EXTRACTED MATERIAL =>
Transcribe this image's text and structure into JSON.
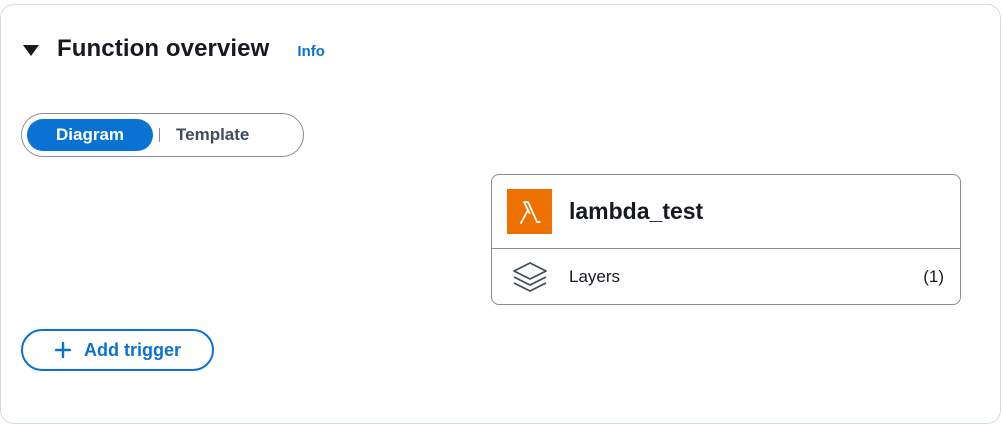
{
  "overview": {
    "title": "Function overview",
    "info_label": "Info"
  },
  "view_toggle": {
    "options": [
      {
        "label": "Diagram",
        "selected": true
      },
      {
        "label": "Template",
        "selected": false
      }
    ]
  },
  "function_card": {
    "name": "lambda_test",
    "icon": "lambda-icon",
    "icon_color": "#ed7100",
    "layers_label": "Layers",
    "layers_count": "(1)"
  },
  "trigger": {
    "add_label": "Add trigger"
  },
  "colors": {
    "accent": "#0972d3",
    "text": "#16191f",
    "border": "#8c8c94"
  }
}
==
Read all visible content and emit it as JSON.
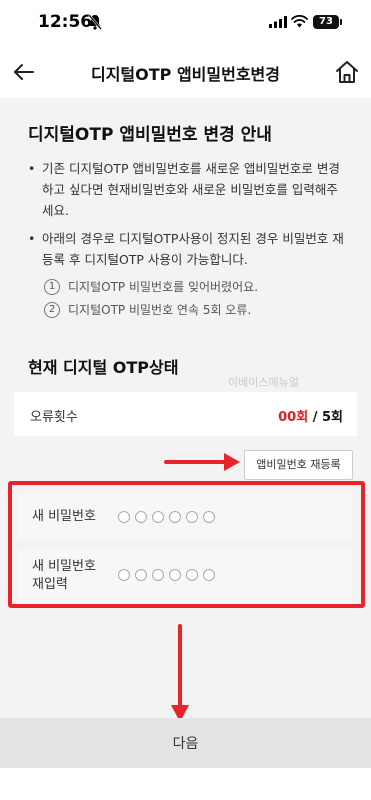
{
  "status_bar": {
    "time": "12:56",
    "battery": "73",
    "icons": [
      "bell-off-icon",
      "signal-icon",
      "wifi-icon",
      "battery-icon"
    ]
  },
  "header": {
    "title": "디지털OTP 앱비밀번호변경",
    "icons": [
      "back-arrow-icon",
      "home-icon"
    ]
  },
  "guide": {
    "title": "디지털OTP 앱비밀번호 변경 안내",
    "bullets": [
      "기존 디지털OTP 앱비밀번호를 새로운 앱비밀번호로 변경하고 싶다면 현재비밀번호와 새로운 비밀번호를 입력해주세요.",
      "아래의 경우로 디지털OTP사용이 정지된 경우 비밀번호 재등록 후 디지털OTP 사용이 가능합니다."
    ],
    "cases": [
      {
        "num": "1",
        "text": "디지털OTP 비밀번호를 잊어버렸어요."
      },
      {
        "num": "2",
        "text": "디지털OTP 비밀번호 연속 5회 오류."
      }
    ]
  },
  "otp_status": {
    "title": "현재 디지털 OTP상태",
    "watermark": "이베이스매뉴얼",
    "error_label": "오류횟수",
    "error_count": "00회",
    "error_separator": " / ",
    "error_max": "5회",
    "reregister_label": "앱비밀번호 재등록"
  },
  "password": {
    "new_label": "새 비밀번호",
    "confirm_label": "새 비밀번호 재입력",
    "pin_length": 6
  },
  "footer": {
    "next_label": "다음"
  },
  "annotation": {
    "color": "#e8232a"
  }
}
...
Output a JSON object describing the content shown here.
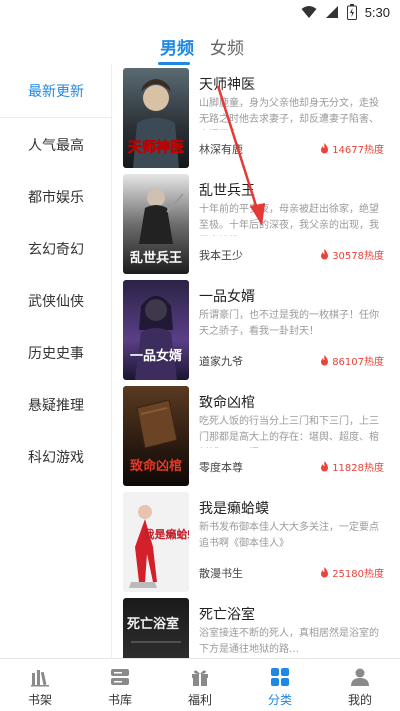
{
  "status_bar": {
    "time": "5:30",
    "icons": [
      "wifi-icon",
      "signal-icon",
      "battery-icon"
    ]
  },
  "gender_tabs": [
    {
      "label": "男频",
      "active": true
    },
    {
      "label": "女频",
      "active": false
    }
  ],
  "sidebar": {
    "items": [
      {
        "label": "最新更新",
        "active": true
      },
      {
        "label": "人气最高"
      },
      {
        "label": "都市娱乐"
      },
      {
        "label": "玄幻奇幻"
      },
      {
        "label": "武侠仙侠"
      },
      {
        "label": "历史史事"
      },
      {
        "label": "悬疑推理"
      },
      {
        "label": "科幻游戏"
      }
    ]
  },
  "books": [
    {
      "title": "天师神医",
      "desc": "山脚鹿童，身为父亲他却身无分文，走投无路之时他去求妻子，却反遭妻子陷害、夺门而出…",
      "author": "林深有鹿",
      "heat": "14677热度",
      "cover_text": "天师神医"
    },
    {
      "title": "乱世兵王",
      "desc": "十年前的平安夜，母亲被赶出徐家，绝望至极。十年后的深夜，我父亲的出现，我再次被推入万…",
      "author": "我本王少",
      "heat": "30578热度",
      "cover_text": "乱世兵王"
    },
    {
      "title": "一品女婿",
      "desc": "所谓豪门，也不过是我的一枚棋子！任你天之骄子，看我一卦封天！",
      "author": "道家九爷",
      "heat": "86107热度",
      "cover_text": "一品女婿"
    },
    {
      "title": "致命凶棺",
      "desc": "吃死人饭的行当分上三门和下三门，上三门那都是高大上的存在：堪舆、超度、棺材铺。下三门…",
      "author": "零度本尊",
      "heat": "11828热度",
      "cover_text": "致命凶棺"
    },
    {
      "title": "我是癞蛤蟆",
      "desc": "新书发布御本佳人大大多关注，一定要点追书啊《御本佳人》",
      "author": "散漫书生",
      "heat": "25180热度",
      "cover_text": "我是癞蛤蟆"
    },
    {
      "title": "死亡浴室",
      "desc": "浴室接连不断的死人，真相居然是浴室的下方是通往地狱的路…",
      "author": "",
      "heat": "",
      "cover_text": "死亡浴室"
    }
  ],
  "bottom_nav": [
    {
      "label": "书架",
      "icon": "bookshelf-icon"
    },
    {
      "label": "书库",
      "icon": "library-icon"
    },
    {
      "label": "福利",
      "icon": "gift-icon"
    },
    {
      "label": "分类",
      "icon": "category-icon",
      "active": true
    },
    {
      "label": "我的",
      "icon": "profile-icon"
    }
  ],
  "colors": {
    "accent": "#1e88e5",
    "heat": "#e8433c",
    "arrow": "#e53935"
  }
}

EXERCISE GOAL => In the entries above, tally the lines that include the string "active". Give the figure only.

ANSWER TO THIS EXERCISE => 4